Russia 'Categorically Against' Trump's Possible Suspension of New START Treaty
12:53 24.02.2017(updated 14:34 24.02.2017)
Russia is categorically against the possible suspension of the New START (Strategic Arms Reduction Treaty) and will insist on extension of the document, Viktor Ozerov, chairman of the defense committee in the Russian upper house of parliament, told Sputnik on Friday.
MOSCOW (Sputnik) – US President Donald Trump called the treaty "one-sided," as well as a "bad deal" in an interview with Reuters published on Thursday.
"Of course, Russia is categorically against this treaty being suspended, we will insist on its extension," Ozerov said.
According to Ozerov, the New START deal is "fundamental to global security."

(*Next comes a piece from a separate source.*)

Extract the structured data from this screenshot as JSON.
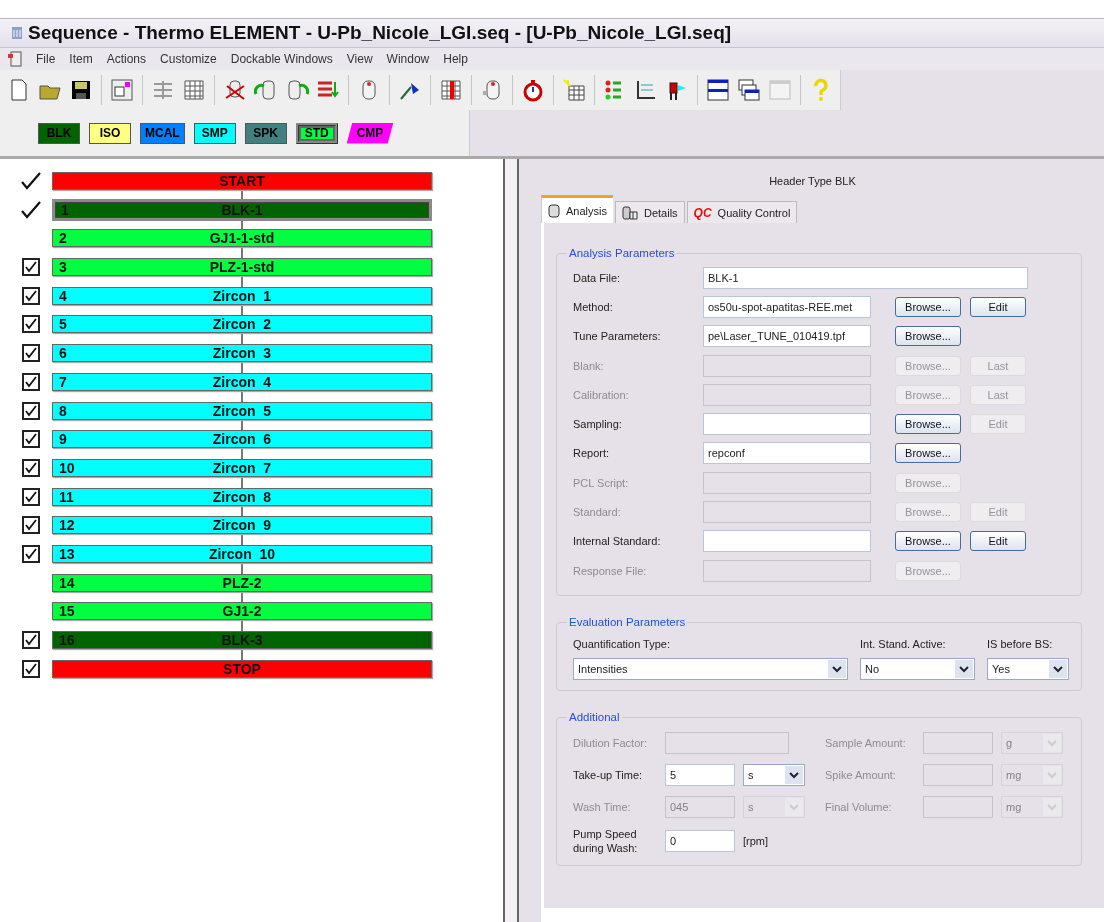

"This could become a bad example for other states that are striving to own nuclear weapons. If the United States is going to ignore the New Start treaty, this will clear the way for North Korea and a number of other states," the lawmaker said.

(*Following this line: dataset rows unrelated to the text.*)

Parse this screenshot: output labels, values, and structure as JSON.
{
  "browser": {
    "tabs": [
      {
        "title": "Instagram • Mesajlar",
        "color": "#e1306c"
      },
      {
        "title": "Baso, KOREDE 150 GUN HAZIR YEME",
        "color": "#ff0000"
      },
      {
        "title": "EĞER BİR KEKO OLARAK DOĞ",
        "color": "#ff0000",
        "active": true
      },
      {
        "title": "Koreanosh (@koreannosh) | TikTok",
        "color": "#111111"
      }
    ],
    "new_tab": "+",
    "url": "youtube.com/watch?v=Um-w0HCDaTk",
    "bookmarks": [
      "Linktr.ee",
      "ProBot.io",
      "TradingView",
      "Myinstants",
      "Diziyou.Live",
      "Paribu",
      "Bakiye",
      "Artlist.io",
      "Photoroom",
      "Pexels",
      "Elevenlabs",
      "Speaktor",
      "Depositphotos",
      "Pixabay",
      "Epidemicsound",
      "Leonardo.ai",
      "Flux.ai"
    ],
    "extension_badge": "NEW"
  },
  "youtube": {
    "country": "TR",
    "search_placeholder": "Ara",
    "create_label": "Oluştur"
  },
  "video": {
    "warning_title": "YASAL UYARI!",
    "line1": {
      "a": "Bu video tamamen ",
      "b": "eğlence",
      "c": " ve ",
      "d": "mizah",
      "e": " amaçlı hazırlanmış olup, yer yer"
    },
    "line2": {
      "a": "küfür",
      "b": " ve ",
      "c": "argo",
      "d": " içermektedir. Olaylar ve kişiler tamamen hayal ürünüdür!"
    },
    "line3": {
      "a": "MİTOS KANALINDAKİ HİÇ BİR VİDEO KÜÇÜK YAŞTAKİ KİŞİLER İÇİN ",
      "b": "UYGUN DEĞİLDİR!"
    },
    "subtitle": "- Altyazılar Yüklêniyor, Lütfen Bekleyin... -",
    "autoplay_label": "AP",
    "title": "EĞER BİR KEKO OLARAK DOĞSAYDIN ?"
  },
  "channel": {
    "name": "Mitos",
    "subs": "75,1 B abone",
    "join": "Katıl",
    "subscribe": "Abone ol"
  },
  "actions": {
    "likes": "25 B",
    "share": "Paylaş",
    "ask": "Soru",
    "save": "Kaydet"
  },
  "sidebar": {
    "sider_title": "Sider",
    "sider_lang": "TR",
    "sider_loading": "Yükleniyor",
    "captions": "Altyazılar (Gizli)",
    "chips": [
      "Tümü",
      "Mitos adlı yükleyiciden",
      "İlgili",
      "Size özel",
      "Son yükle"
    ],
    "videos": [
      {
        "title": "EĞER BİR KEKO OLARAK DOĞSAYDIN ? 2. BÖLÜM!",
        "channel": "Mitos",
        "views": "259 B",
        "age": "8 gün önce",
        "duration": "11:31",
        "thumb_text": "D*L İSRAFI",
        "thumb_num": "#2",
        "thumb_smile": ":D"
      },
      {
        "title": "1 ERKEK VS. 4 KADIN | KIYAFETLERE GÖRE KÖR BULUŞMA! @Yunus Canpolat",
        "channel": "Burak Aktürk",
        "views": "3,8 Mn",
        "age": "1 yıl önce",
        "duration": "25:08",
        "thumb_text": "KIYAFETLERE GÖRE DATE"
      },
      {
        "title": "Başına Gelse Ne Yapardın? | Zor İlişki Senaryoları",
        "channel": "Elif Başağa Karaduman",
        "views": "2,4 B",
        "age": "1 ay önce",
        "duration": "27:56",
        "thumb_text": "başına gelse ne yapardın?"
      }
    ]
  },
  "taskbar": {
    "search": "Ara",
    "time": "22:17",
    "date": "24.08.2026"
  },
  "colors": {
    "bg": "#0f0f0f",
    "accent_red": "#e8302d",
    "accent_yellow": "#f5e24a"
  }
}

The future of the New Strategic Arms Reduction Treaty (START) should be included on the agenda of the bilateral meeting between Russian President Vladimir Putin and Trump, Viktor Ozerov added.

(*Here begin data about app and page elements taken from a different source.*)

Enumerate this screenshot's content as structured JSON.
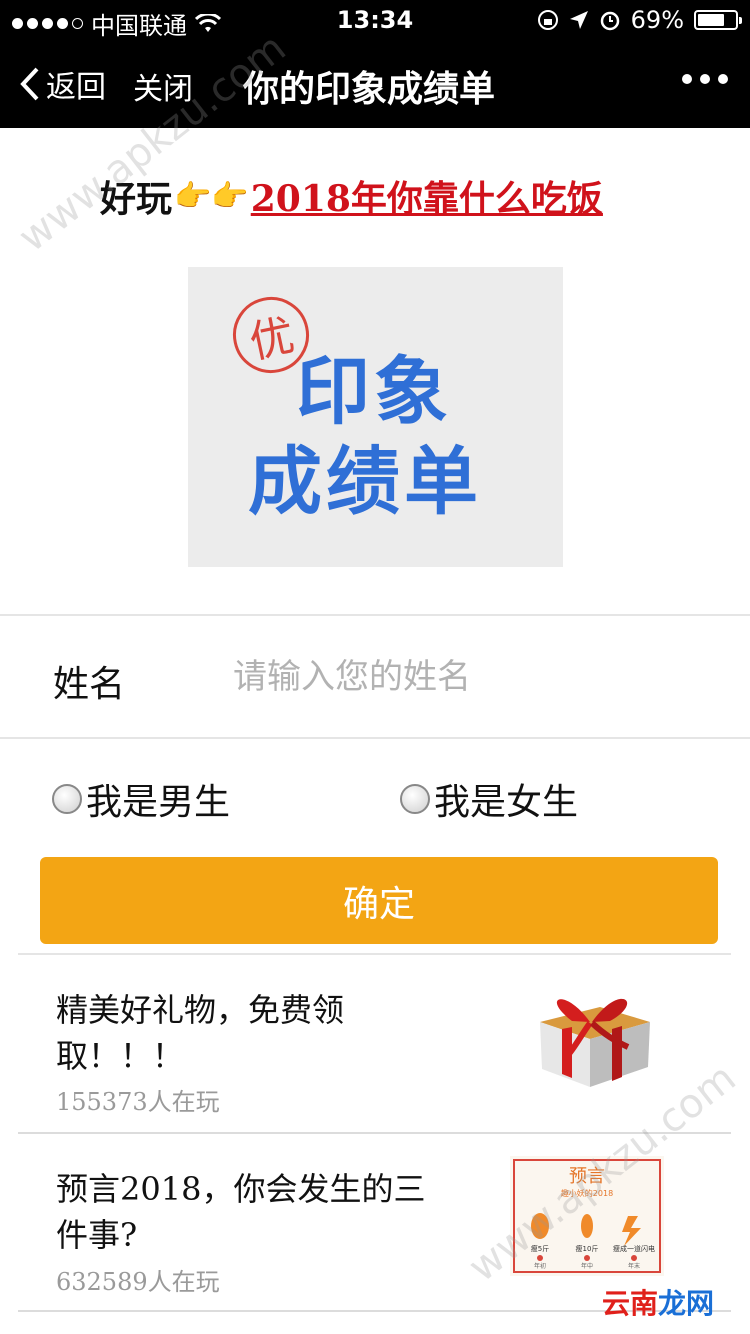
{
  "status_bar": {
    "carrier": "中国联通",
    "time": "13:34",
    "battery_text": "69%",
    "battery_level": 0.69
  },
  "nav": {
    "back_label": "返回",
    "close_label": "关闭",
    "title": "你的印象成绩单"
  },
  "promo": {
    "prefix": "好玩",
    "link_text": "2018年你靠什么吃饭"
  },
  "banner": {
    "seal_text": "优",
    "line1": "印象",
    "line2": "成绩单"
  },
  "form": {
    "name_label": "姓名",
    "name_placeholder": "请输入您的姓名",
    "name_value": "",
    "gender_male": "我是男生",
    "gender_female": "我是女生",
    "confirm_label": "确定"
  },
  "feed": [
    {
      "title": "精美好礼物，免费领取！！！",
      "count": "155373人在玩",
      "thumb": "gift-box"
    },
    {
      "title": "预言2018，你会发生的三件事?",
      "count": "632589人在玩",
      "thumb": "prediction-2018"
    }
  ],
  "thumb_texts": {
    "pred_title": "预言",
    "pred_sub": "趣小妖的2018",
    "pred_items": [
      "瘦5斤",
      "瘦10斤",
      "瘦成一道闪电"
    ],
    "pred_dates": [
      "年初",
      "年中",
      "年末"
    ]
  },
  "watermark": {
    "text": "www.apkzu.com",
    "corner_logo_red": "云南",
    "corner_logo_blue": "龙网"
  },
  "colors": {
    "nav_bg": "#000000",
    "accent": "#f3a514",
    "banner_text": "#2f6fd6",
    "promo_link": "#d0121b"
  }
}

"The agenda of the possible high-level talks between Russia and the United States is expanding with an every Trump's statement. The earlier these issues are discussed at a personal eye-to-eye meeting, the better."
The treaty with the formal name Measures for the Further Reduction and Limitation of Strategic Offensive Arms was signed between Russia and the United States in April 2010 in Prague, and entered into force on February 5, 2011. The Treaty's duration is ten years – until 2021, unless superseded by a subsequent agreement. Under the Treaty, the United States and Russia must meet the Treaty's central limits on strategic arms by February 5, 2018, that is seven years from the date the Treaty entered into force.
The Strategic Arms Reduction Treaty treaty requires the parties to the contract to reduce and limit the number of deployed and non-deployed strategic offensive arms. It stipulates that the parties may agree to extend the treaty for a period of no more than five years.
Before the end of his tenure, former US President Barack Obama had made a proposal to continue reduction of nuclear arsenals of both Russia and the United States. The Russian side has rejected the proposal citing a number of unresolved issues in bilateral relations, such as extension of the US missile defense system. Washington has also attempted to prolong a treaty, however the Russian Foreign Ministry said that it had not received an official proposal.
|Join the GlobalSecurity.org mailing list|